Scaling back manual labor is an important benefit. "This [positively] impacts our support costs involved in working to get houses built," Centex's Brady said.
Central to Growth
That reduction is important in the context of broader market and economic conditions. Having thrived in the boom years, Centex says it is striving to find new ways to improve operating margins as the sluggish economic conditions continue to challenge top line growth rates.
Late last year, CEO Andrew Hannigan told Big Builder the company aims to grow its top line 15 percent to 20 percent this year and said the company will seek margin enhancement through the use of technology in a variety of functional areas.
Application integration should support those objectives. "As we grow, we'd like to use integration as a way to not add overhead at the same rate as today by leveraging the power and efficiency of integration technology," Brady said.
Other business-to-business functions that can now take place on an automated basis include: electronic funds transfers (EFT) to vendors; the company's internal financial accounting system issues; and EFT requests to the Federal Reserve, which then deposits the monies into the vendor's bank. Centex's internal system will separately send remittance advice informing the vendor that payment has been made.
Another of the major new functions available since Centex embarked on its application integration project is a Web page that lets customers check on the status of a home as it is being built. That page taps into Centex's Schedule-Builder application to gather data -- including tasks that have been completed. It also gives the customer access to community, school system, and other information. The page stores data that is useful throughout the homeownership lifecycle. For example, if warranty work is needed after the purchase, requests for that work can be made through the Web site, Brady explained.
"They're making the whole process easier for the customer to contemplate the reality of their purchase," said Reiman.
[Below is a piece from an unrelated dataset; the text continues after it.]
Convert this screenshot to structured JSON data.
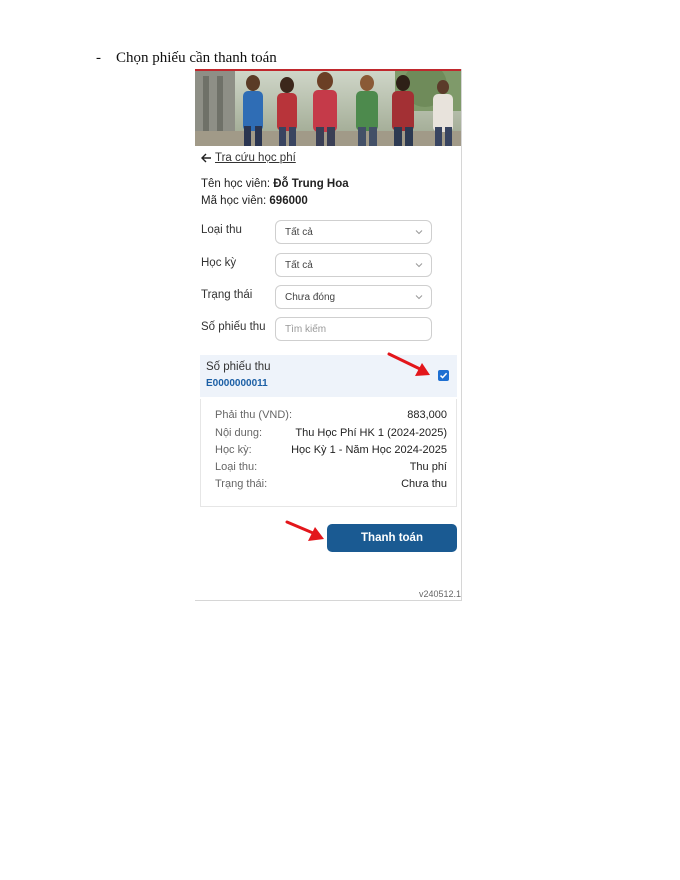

One of Centex's early objectives with integration was to reduce the amount of data re-entry throughout the company. Now, with integrated systems, more than 1 million transactions per month are being handled automatically, without the need for re-keying. Daily construction status reports are available to all the functional areas within a division, such as sales, accounting, and design centers.
Centex appears to be staking out a leadership position in the use of the Web's capabilities. "I've seen them understand the value of technology and of technical integration of a Web-based interface with customers," Reiman said. "In that way, they're exceeding other builders."
Now that it has the software components in place to facilitate integration of applications across the company, Centex will look for ways to make its data more accessible both internally and with partners and customers, Brady said.
One market watcher said that's a smart approach, because better data -- and better access to data -- is critical to making timely decisions in a fast-changing market.
"When it comes to new product development or applying existing product to new developments, builders are more and more feeling the challenge to control the bottom line and expand the top line," said Mike Rinner, senior analyst at The Genesis Group, an Englewood, Colo.-based new housing market research and analysis firm.
"All these things require good information and to the extent that information can be integrated and available throughout the company, that makes things easier."